Interview with Kim Moore at Zele Cafe with Michael Conniff with Aspenpost.net
Kim Moore, Carmela Tafoya, Michael Conniff
Michael Conniff: How did you get started with personal coaching?
Kim Moore: I was a counselor at CMC [Colorado Mountain College], and the climbing professor—the outdoor education director—said: “You need to meet this woman who helps people live the life of their dreams.” I said take me there now. What a great job! It brings together academics, career, professional.
MC: Why is counseling not enough?
KM: Because you have a certain template in school—these are the classes you can take, these are the careers. That wasn’t enough. So much more that goes into it.
MC: Like what?
KM: Action and accountability.
Carmela Tafoya: Our counseling model today isn’t about giving a people a method and strategy for their lives. It’s just talking about the problems. Just more and more problems.
KM: They get to justify their problem. “Every time I start dating something new, they end up taking advantage of me.” They’re re-living it.
CT: They model about what you don’t want and what doesn’t feel good. It’s a psychotherapy model. You have to ignore those things and focus. I’m a proponent of psychotherapy. I mean even Freud. But more Jung. That’s fine for a particular point for particular things, but there’s so much beyond that. They need someone to look at the broad spectrum of their lives.
KM: People are tired of coming up with it themselves.

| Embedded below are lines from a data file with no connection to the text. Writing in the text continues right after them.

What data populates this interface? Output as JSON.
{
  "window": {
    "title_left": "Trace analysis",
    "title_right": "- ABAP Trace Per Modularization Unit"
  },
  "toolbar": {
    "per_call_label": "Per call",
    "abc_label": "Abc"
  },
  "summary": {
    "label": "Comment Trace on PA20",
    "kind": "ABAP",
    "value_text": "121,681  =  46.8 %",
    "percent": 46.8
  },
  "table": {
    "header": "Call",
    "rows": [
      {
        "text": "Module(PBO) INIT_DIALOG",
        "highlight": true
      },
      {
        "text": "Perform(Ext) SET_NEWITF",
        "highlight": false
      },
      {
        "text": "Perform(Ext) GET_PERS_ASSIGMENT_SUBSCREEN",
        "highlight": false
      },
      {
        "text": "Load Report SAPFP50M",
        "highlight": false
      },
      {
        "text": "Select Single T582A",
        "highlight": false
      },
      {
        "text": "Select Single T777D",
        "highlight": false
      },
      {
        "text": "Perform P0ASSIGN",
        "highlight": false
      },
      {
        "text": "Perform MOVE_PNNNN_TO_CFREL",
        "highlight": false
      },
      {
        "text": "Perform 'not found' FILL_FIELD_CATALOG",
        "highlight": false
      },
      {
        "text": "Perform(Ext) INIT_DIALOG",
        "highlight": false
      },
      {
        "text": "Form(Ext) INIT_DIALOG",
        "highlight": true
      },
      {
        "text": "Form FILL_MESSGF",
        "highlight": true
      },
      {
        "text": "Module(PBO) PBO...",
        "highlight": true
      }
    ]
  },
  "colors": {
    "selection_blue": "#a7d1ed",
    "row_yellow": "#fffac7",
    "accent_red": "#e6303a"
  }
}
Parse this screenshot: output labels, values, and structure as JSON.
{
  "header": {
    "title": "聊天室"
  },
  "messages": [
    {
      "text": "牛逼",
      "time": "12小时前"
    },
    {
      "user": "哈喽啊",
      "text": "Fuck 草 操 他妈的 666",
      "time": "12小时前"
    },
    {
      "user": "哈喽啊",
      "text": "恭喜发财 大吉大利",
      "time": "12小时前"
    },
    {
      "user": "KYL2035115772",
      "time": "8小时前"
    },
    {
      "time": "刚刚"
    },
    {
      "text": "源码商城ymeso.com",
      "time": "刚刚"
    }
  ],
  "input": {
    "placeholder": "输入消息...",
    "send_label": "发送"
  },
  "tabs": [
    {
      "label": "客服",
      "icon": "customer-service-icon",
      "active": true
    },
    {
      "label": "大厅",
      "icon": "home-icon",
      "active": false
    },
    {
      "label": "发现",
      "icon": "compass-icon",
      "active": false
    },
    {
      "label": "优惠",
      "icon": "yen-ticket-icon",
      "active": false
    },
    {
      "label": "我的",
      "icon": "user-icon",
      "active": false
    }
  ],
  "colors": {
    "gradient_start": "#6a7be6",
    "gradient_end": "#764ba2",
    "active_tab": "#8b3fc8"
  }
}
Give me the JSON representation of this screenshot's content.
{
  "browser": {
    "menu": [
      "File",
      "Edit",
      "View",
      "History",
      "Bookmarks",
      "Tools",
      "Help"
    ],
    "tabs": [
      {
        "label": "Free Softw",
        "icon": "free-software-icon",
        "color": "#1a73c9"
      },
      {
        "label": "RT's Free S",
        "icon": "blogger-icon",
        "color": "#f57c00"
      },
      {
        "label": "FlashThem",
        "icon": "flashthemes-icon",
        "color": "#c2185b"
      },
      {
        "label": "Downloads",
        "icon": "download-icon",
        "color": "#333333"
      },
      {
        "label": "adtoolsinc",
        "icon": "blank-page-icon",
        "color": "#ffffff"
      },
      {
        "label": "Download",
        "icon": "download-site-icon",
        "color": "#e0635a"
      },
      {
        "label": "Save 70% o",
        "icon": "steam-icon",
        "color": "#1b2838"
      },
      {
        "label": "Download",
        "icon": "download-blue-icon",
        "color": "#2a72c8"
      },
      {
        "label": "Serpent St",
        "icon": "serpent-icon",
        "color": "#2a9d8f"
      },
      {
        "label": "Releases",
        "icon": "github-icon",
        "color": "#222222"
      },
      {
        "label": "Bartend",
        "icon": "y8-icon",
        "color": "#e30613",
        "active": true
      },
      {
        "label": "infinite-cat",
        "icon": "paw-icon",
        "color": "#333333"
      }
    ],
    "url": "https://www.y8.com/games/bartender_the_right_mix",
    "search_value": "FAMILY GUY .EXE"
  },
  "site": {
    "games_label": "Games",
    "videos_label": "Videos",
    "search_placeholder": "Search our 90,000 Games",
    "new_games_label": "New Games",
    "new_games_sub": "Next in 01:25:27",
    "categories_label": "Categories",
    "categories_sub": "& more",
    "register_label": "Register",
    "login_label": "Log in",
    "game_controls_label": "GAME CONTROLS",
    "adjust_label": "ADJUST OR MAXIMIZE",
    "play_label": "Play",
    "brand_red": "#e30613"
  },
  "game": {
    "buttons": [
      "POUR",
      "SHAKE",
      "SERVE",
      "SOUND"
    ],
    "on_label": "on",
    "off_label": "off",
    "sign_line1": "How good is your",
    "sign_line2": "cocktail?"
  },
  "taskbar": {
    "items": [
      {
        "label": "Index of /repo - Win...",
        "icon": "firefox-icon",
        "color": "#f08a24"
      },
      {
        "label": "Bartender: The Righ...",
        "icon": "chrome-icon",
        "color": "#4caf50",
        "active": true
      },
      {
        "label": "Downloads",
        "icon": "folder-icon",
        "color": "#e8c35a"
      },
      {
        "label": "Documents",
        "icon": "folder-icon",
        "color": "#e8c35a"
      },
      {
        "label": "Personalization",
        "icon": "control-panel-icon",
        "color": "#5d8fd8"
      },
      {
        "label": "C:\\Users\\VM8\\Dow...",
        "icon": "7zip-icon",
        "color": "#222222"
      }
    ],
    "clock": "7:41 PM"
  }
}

CT: They need an action plan.
MC: What’s your training for this?
KM: I was trained in counseling with a master’s degree in counselor education. It was mental health counseling. Coaching is more functional. If people really had a psychological problem, I’d ask them to get therapy.
CT: I think it’s borderline—I’d do that if it’s more medically or mentally determined. What coaches do is also borderline—it crosses borders when you feel more comfortable with the individual. I go to a counselor, a psychotherapist. There’s not a stigma around it.
KM: Tiger Woods has a coach.
MC: So where do you start with someone?
KM: I ask them: “Where are you and where do you want to be.” Where have you been that’s less relevant. It’s the idea of “so what?”
CT: The past is past. Leave it there.
MC: Isn’t there a danger in that?
KM: In ignoring the past? The patterns emerge anyway. Where you were is always present. An example of that is myself with Carmela.
MC: Your own personal coach. You’re a coach with a coach.
CT: My specialty is exercise, nutrition, quality of life.
KM: The pattern for me is lack of consistency. I always get great results in a very short time in whatever I’m striving for. Then it just goes away and I don’t notice. I forget all about that. Because I’d rather eat, drink, and be merry. It doesn’t serve me because I end up not as happy as I could be with being in my body—it affects it all. I don’t even want to have sex. I don’t walk in and out of the room the same way. That’s the weird thing.